* Problem details *
All lines in the material with the string "solutions" should be listed.

* Material provided *
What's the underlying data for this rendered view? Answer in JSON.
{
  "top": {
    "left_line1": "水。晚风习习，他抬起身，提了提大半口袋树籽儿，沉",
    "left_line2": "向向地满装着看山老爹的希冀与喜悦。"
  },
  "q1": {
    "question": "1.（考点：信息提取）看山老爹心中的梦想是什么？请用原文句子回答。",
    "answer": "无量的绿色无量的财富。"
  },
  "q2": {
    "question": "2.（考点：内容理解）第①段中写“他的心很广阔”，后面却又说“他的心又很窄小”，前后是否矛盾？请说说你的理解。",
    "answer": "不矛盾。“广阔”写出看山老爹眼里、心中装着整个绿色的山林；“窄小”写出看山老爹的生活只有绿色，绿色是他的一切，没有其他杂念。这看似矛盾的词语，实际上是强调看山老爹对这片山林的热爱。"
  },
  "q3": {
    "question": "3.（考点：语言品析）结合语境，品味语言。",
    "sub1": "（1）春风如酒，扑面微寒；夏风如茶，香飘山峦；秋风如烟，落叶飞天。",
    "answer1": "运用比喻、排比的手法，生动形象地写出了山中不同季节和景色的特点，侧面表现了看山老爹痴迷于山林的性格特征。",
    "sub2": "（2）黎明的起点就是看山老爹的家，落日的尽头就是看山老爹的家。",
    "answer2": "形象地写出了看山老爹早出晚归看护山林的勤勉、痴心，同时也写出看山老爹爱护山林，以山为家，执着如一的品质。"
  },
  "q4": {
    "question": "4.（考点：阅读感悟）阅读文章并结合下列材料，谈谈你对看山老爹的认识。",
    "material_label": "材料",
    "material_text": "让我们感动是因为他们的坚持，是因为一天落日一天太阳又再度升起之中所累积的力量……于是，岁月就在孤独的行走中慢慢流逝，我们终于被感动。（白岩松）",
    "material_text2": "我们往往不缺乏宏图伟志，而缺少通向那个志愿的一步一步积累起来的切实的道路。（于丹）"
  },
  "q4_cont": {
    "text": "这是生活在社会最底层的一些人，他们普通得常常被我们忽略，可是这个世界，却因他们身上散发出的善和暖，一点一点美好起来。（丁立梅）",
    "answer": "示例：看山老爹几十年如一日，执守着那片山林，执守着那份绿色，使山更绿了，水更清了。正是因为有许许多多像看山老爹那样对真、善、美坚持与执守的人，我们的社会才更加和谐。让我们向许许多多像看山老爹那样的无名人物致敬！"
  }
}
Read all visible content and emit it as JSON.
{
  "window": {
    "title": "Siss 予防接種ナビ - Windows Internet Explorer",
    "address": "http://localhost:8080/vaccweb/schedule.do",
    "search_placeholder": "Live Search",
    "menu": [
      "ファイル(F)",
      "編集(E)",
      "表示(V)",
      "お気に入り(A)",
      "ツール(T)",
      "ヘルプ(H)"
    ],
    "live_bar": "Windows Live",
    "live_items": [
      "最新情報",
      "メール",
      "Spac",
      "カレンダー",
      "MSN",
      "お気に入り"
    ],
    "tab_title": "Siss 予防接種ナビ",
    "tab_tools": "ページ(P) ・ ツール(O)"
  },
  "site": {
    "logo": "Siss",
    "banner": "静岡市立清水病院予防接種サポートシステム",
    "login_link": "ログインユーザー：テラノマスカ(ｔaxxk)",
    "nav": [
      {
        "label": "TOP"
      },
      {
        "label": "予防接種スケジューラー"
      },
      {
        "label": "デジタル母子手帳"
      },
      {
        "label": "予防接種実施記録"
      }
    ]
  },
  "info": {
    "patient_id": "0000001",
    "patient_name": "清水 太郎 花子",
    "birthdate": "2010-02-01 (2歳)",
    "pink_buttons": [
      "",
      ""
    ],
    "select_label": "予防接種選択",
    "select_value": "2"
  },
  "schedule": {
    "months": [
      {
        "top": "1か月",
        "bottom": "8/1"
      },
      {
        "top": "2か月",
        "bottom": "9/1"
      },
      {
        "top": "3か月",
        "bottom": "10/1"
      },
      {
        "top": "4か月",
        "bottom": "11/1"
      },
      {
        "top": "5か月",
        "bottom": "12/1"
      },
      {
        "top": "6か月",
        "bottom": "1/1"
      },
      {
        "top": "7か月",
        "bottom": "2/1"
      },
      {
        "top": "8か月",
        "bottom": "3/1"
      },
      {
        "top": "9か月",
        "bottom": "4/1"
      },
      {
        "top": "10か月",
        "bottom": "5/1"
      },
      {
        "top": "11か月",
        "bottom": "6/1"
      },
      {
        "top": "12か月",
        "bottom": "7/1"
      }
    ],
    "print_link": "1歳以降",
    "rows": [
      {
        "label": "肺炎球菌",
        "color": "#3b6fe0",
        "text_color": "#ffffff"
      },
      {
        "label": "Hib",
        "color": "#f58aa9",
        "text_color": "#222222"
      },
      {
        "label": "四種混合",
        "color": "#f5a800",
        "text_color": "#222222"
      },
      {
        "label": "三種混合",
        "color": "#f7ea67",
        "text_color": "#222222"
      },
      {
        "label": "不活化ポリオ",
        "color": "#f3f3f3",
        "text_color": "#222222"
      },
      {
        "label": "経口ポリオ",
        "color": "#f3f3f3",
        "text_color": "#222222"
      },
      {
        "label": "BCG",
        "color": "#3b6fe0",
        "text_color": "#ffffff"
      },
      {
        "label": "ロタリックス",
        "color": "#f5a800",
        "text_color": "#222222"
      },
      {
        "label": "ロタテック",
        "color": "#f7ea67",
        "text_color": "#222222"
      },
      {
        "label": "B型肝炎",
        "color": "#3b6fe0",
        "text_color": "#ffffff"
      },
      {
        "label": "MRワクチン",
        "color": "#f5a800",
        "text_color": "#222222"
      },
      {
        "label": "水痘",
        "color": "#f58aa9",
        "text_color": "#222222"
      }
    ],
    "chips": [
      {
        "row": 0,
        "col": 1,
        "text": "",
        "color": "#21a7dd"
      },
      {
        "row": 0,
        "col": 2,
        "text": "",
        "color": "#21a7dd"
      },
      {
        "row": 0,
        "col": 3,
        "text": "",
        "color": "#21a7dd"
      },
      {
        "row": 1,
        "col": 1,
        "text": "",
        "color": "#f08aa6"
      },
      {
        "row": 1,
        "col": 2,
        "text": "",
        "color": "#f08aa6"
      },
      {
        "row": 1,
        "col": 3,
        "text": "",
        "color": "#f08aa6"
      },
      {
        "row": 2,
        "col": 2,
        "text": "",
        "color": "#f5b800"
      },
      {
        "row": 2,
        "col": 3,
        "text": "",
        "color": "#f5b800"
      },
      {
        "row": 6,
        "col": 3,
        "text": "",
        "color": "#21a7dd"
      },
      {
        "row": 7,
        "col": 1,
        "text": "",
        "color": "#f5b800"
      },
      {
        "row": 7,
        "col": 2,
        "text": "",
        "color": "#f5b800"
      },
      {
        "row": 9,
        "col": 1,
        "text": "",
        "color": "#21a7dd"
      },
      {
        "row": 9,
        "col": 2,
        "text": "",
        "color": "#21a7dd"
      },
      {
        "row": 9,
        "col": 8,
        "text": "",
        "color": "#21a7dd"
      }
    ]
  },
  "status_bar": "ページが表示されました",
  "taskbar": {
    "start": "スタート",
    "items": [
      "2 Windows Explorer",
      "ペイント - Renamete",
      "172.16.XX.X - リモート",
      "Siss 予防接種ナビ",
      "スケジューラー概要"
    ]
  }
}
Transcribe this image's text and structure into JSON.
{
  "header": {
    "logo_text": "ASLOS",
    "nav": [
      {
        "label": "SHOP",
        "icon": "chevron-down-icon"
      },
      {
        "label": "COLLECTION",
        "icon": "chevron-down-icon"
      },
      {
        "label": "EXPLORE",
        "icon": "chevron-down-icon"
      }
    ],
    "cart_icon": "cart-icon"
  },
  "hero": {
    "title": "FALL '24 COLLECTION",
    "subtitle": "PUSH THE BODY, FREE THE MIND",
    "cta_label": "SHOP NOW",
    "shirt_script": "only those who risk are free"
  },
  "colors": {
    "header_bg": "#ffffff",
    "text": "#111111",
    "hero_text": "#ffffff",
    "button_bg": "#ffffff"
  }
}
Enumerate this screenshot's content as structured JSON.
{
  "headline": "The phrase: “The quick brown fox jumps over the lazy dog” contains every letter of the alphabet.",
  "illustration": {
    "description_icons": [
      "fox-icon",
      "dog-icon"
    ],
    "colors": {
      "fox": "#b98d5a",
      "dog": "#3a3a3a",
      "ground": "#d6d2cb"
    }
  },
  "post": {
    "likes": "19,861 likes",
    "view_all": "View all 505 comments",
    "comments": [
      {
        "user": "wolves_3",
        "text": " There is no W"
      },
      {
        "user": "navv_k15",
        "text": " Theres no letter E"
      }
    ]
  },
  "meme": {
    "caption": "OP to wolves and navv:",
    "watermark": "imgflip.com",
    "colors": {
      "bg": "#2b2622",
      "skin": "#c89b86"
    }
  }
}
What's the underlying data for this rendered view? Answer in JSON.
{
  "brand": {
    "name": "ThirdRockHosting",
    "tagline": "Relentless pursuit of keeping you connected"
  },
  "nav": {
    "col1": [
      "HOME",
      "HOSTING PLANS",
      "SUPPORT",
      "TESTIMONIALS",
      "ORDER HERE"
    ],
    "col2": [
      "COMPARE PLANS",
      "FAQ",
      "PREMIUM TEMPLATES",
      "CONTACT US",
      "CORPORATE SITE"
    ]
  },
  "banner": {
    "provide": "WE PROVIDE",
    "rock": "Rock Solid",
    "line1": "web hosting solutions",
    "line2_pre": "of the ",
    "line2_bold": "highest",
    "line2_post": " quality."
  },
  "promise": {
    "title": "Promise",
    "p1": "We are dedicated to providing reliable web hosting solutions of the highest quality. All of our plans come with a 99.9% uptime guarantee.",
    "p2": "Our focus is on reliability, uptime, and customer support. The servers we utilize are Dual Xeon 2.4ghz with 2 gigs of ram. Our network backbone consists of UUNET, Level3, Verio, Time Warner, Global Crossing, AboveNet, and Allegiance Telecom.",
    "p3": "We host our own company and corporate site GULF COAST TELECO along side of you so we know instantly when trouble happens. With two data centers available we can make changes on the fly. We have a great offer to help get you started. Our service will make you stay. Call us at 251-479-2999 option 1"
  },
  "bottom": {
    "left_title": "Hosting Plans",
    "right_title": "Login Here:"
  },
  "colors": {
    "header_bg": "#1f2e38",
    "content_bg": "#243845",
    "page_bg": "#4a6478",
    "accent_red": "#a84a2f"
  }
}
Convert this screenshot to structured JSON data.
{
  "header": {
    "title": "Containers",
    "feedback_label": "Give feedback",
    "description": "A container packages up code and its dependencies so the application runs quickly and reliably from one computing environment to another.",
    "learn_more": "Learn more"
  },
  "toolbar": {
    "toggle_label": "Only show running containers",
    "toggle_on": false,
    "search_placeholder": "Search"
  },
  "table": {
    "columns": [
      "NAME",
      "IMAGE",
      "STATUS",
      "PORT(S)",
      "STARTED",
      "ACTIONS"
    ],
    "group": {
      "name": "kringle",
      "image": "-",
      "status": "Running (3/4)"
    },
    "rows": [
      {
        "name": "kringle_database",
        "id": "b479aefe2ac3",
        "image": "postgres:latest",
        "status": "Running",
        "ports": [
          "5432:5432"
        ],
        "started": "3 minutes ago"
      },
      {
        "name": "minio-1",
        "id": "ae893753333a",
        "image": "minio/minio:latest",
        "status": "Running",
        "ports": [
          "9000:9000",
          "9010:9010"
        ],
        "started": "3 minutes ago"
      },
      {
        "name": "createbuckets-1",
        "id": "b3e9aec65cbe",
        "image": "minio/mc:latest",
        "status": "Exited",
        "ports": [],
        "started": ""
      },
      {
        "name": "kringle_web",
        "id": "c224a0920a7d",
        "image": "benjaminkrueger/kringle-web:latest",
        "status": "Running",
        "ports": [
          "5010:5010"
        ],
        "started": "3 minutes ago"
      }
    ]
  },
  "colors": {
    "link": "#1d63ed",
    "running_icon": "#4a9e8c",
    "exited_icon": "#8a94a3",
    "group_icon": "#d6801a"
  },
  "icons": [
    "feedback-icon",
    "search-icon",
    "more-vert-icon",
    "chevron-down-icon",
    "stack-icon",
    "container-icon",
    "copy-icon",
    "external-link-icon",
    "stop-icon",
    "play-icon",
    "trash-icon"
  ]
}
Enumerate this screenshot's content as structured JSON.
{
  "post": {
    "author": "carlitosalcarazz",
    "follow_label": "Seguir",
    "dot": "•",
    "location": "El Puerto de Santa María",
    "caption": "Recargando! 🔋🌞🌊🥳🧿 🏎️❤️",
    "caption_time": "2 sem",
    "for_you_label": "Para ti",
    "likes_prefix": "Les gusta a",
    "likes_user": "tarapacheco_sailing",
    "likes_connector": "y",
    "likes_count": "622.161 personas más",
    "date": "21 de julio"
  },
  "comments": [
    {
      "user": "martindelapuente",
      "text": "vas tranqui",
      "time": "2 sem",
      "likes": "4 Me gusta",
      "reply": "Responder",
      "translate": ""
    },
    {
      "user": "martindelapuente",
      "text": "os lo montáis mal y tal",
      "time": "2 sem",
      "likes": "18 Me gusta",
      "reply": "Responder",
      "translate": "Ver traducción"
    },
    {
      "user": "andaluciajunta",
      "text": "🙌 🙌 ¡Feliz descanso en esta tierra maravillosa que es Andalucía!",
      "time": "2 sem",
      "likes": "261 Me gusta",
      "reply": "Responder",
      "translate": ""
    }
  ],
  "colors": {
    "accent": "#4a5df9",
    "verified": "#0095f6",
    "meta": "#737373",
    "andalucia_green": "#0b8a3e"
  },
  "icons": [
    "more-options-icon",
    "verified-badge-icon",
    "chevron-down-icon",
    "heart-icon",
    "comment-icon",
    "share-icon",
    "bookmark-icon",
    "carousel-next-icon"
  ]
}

* Exercise solution *
    "line1": "web hosting solutions",
    "p1": "We are dedicated to providing reliable web hosting solutions of the highest quality. All of our plans come with a 99.9% uptime guarantee.",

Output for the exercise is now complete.